■ Provided records ■
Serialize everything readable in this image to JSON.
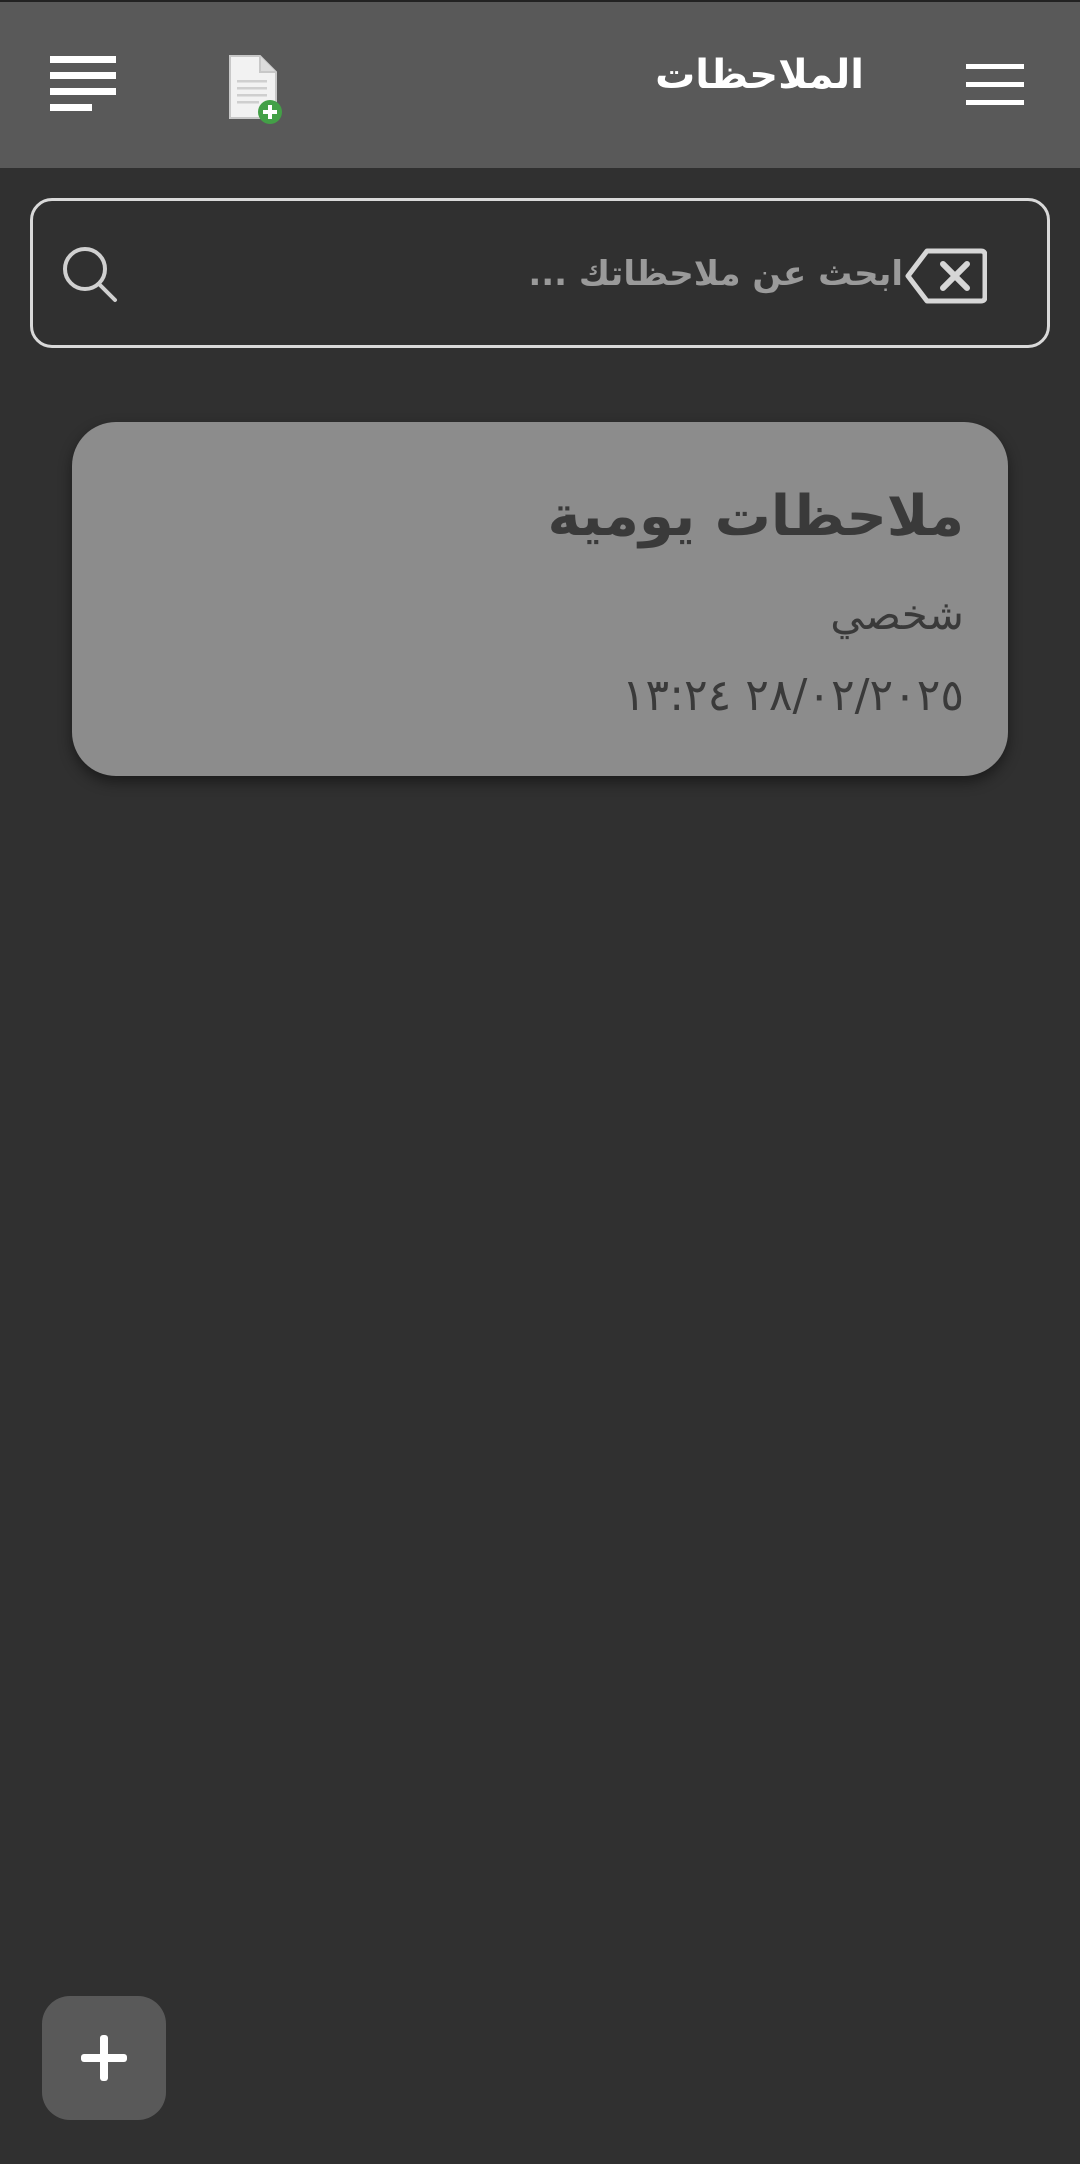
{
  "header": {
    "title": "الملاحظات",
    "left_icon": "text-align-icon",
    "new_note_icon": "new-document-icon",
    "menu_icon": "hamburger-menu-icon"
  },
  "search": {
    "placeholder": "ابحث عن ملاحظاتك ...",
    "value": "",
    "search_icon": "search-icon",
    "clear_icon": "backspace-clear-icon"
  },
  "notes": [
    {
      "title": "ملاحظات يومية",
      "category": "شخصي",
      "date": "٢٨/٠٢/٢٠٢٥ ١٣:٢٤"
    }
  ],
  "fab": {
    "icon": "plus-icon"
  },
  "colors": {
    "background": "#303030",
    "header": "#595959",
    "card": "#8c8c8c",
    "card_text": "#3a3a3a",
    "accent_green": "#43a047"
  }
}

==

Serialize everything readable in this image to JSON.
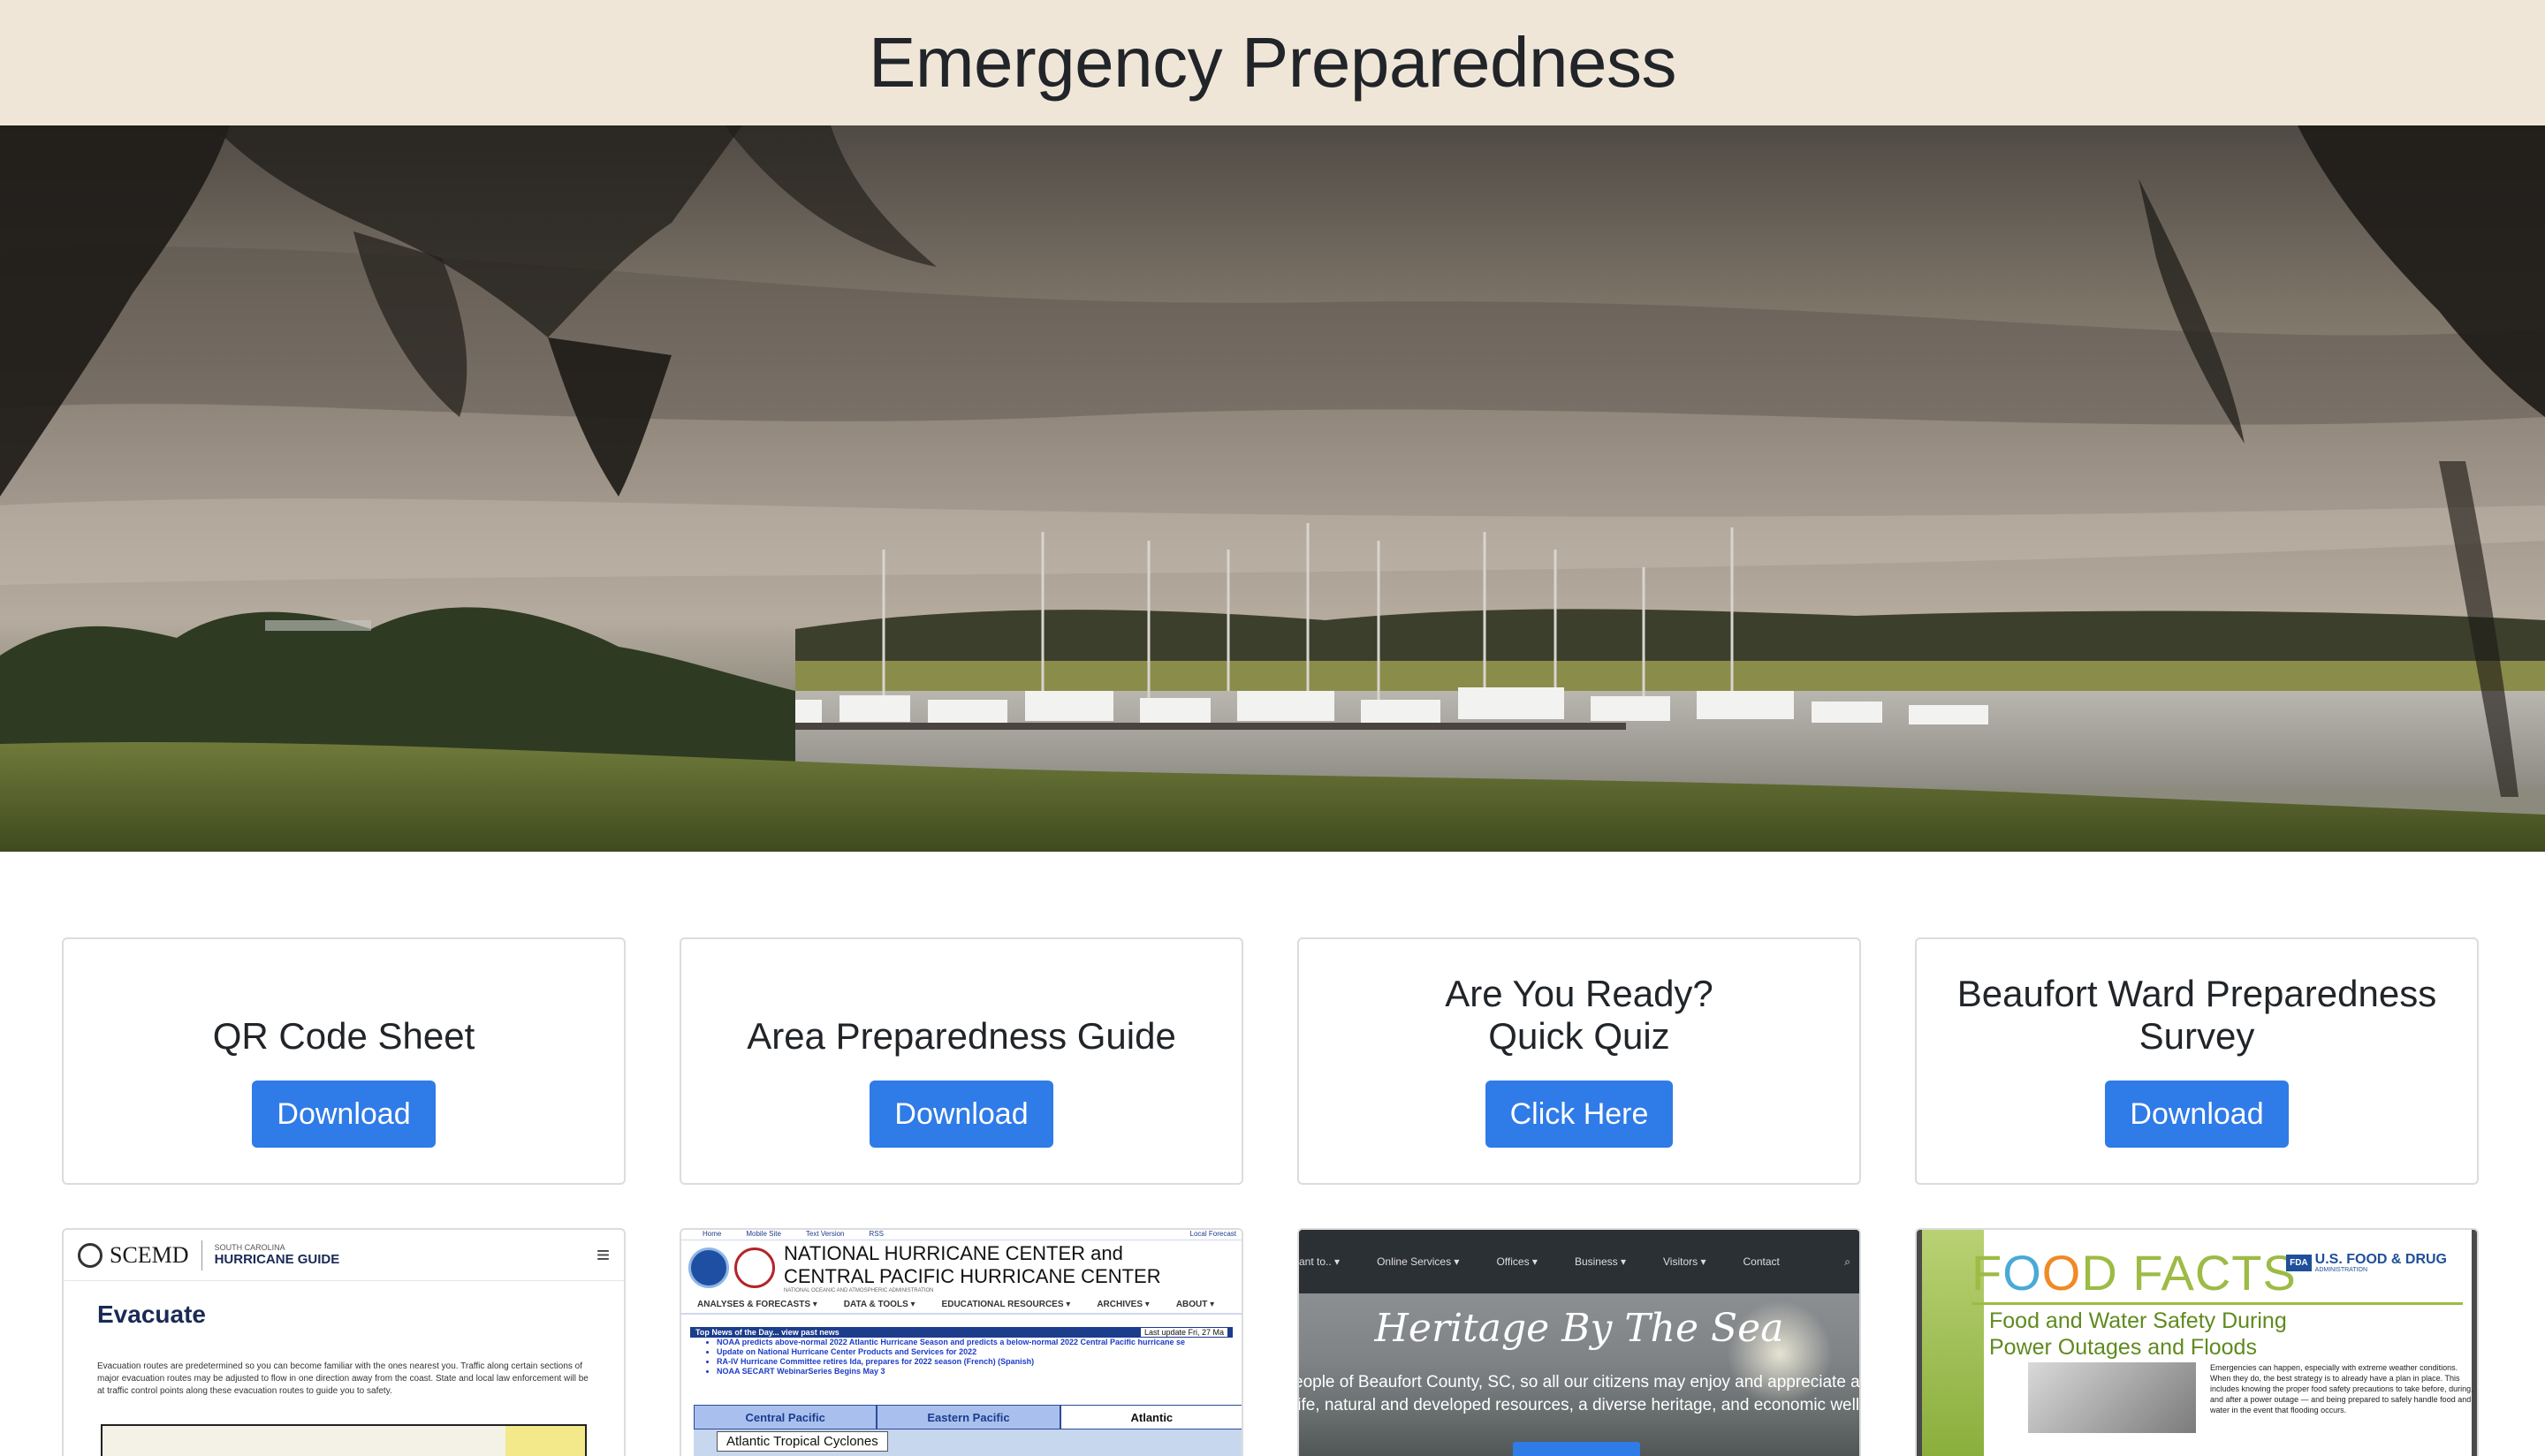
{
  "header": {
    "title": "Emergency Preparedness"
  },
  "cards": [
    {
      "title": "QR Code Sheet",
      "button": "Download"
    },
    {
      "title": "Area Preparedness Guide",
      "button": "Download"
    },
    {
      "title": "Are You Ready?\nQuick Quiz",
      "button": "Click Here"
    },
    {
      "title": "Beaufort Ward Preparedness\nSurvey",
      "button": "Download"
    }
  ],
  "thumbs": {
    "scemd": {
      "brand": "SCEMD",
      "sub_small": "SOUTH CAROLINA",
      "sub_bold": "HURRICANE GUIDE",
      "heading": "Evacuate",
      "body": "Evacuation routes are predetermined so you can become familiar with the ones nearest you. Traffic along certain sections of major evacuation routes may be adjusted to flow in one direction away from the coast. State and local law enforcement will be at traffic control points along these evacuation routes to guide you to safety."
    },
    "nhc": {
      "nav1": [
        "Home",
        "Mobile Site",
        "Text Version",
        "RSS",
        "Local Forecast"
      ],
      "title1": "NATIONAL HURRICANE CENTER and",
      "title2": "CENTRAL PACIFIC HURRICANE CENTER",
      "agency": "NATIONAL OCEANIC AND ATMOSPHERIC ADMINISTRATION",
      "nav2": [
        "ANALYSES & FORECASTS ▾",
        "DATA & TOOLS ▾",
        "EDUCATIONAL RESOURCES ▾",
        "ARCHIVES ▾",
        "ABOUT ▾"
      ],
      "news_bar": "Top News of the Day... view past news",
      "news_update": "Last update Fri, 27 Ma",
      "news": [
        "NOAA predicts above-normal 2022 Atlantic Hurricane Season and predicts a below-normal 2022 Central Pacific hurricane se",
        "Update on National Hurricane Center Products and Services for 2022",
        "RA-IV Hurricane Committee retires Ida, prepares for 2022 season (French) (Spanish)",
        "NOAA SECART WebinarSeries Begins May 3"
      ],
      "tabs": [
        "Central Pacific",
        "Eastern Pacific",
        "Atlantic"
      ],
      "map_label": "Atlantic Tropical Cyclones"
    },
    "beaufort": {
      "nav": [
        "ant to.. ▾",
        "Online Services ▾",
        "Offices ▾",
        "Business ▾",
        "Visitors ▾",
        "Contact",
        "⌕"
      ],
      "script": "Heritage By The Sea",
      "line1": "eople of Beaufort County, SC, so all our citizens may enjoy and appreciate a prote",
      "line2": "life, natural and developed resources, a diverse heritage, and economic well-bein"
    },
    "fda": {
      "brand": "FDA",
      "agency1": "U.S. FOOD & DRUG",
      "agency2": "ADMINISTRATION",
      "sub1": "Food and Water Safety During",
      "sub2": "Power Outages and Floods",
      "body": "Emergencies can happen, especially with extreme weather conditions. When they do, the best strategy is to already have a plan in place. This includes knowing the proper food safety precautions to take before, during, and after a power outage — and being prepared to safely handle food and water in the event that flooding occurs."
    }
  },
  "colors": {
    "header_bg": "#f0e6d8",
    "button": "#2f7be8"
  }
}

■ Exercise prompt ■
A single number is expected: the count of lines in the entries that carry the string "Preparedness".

■ Finished exercise ■
3